The tech allows for the separation of bioparticles down to a size of 20nm diameter which means that particles such as DNA, exosomes and viruses can be separated for analysis.
This means that diseases can be detected before any outward signs are visible and means that patients have a far better chance of recovery thanks to early treatment.
The company notes that it's developing this technology in conjunction with the Icahn School of Medicine in New York, and the first step in trialling will be to test it detecting prostate cancer in the US.

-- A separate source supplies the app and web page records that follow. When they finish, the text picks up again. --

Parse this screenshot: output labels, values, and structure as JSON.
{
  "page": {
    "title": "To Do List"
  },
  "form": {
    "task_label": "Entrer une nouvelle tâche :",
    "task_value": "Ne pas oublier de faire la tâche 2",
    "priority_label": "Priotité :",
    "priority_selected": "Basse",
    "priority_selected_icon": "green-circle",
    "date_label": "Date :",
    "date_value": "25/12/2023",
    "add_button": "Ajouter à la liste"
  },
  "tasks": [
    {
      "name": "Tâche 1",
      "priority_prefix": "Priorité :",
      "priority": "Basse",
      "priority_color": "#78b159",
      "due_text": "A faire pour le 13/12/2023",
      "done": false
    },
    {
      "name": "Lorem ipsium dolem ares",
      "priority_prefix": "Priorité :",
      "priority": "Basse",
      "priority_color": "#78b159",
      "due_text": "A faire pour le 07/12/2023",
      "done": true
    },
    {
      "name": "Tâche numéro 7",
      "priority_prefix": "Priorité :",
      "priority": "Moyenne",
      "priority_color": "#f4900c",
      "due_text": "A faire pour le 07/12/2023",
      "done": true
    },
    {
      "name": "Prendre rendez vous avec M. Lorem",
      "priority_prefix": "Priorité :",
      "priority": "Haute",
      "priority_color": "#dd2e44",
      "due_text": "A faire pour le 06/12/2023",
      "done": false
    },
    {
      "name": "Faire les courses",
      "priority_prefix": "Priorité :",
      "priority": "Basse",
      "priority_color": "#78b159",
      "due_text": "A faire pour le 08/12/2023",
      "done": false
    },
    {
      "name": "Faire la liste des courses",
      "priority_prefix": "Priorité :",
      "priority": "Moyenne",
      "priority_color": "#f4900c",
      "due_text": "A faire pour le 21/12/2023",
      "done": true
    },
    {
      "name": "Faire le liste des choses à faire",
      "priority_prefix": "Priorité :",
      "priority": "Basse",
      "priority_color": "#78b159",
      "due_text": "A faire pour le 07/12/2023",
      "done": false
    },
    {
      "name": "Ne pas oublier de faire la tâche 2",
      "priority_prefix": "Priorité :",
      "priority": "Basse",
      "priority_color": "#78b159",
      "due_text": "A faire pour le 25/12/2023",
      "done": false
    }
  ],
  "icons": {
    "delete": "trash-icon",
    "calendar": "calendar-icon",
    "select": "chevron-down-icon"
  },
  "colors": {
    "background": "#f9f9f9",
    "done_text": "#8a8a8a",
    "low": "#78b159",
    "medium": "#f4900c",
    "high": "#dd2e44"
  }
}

The lab-on-a-chip can analyse liquid biopsies from patients and is capable of detecting exosomes with cancer-specific biomarkers. Exosomes, by the way, are vesicles – a small structure within a cell – which are present in bodily fluids such as saliva and urine, and they're being seen as increasingly important in the diagnosis of malignant tumours.
The big idea is to reach a situation where a simple home diagnostic chip could allow people to regularly monitor their health via urine samples.
Gustavo Stolovitzky, Program Director of Translational Systems Biology and Nanobiotechnology at IBM Research, commented: "The ability to sort and enrich biomarkers at the nanoscale in chip-based technologies opens the door to understanding diseases such as cancer as well as viruses like the flu or Zika. Our lab-on-a-chip device could offer a simple, noninvasive and affordable option to potentially detect and monitor a disease even at its earliest stages, long before physical symptoms manifest."